*** Input material Section Begins ***

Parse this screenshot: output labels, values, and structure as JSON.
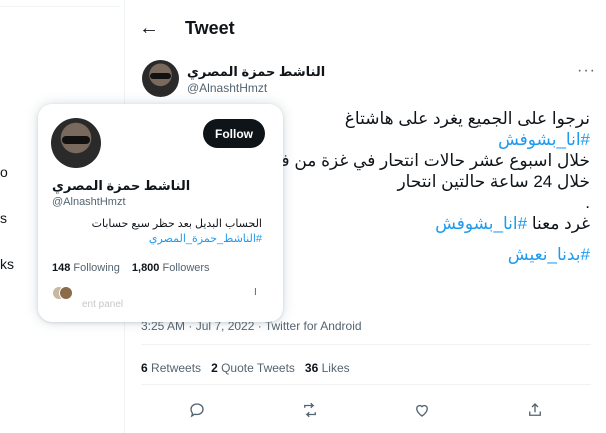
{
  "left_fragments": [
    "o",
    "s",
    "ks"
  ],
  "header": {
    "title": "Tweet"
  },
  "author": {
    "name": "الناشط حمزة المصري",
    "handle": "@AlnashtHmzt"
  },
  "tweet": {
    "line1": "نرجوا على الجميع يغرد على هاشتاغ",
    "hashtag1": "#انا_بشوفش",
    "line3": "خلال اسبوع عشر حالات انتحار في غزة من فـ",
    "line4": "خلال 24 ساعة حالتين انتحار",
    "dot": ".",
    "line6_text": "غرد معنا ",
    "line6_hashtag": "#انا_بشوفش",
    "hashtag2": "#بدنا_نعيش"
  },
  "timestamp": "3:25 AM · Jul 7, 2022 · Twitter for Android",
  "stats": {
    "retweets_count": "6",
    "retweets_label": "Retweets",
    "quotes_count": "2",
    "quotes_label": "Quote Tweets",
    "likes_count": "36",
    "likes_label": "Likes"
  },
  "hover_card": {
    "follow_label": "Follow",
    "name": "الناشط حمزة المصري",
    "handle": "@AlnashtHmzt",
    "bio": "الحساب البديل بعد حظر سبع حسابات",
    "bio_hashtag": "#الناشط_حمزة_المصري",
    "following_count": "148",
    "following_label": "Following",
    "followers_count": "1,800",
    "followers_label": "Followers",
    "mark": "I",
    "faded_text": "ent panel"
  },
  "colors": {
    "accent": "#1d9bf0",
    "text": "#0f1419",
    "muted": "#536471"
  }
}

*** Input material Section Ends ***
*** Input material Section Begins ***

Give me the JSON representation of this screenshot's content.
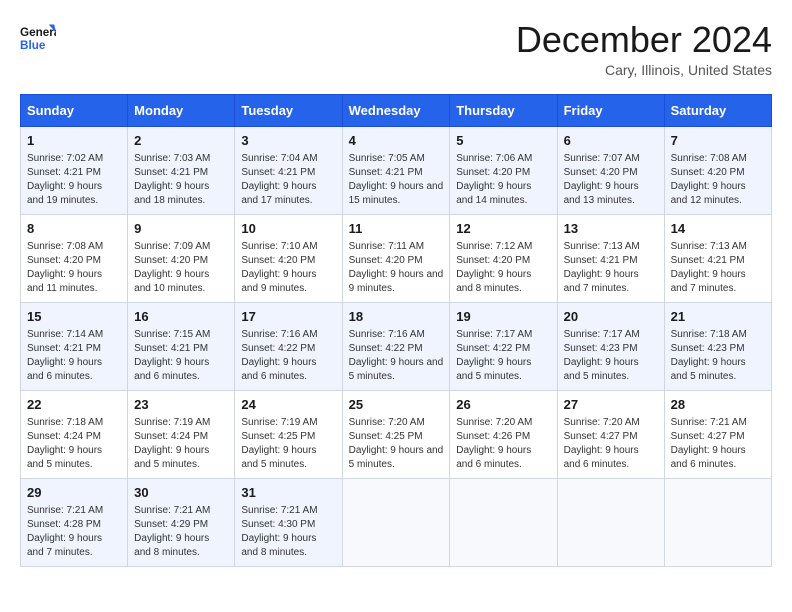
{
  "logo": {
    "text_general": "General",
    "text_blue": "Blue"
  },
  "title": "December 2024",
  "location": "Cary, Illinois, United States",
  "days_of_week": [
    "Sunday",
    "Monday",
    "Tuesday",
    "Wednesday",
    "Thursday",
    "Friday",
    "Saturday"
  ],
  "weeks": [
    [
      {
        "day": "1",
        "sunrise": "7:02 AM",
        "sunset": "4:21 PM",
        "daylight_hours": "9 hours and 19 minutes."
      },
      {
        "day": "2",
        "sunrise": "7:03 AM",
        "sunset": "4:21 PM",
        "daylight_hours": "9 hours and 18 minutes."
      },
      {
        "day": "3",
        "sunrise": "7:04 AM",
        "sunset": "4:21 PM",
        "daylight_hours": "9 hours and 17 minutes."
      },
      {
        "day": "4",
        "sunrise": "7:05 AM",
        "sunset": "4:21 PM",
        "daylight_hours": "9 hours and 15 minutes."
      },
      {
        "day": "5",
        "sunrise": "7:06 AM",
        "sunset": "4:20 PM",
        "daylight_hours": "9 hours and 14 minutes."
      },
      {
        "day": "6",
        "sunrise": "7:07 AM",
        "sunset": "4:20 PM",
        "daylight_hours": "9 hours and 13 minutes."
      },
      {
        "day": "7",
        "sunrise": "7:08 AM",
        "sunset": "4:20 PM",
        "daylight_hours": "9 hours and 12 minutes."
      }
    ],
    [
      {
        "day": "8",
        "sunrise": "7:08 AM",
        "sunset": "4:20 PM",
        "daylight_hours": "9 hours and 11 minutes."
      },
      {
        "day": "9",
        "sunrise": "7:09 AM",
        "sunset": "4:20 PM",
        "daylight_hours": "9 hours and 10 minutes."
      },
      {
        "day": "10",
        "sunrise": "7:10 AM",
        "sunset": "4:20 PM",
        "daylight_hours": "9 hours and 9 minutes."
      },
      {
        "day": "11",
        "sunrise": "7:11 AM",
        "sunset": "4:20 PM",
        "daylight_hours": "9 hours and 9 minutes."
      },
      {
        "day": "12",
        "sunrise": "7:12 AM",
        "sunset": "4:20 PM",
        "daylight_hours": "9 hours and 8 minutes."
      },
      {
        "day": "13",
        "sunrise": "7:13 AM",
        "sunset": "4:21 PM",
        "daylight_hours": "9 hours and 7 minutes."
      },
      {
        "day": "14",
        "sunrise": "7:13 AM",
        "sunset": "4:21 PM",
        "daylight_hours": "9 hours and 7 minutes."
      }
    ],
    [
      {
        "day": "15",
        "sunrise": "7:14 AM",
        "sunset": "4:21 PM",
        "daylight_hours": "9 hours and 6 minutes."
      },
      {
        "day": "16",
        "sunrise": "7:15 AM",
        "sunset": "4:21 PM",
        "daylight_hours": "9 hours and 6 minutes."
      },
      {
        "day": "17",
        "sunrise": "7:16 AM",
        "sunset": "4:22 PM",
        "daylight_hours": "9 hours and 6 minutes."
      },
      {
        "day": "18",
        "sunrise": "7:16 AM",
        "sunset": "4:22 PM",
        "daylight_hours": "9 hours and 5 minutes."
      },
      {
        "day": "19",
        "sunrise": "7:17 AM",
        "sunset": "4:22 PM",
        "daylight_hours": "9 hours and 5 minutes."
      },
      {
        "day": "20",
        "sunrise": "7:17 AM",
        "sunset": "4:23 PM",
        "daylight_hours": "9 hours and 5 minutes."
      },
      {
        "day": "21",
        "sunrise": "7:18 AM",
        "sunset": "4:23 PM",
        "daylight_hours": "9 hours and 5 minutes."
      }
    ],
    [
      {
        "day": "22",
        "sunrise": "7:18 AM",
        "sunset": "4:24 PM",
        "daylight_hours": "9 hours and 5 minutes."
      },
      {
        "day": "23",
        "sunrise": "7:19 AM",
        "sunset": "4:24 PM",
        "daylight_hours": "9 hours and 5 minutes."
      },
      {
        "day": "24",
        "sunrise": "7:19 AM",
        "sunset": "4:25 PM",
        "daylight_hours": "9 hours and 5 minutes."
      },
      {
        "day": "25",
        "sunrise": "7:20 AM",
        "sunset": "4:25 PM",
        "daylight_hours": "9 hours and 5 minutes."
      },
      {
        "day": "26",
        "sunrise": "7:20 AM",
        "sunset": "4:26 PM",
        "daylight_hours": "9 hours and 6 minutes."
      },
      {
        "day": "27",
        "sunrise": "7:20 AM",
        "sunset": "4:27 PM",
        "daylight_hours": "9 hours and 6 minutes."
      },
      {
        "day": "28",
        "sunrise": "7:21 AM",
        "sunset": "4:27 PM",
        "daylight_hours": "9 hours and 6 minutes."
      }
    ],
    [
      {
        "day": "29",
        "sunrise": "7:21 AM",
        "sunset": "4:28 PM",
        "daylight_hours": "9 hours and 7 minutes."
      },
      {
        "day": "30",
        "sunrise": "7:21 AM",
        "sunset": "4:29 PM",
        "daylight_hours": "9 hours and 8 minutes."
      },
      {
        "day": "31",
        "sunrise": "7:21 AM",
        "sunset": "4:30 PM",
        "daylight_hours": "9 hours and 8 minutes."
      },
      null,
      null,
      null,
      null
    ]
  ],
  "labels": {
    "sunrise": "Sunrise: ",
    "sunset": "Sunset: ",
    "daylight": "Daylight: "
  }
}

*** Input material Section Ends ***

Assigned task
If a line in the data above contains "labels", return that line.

Answer space
Parse this screenshot: output labels, values, and structure as JSON.
  "labels": {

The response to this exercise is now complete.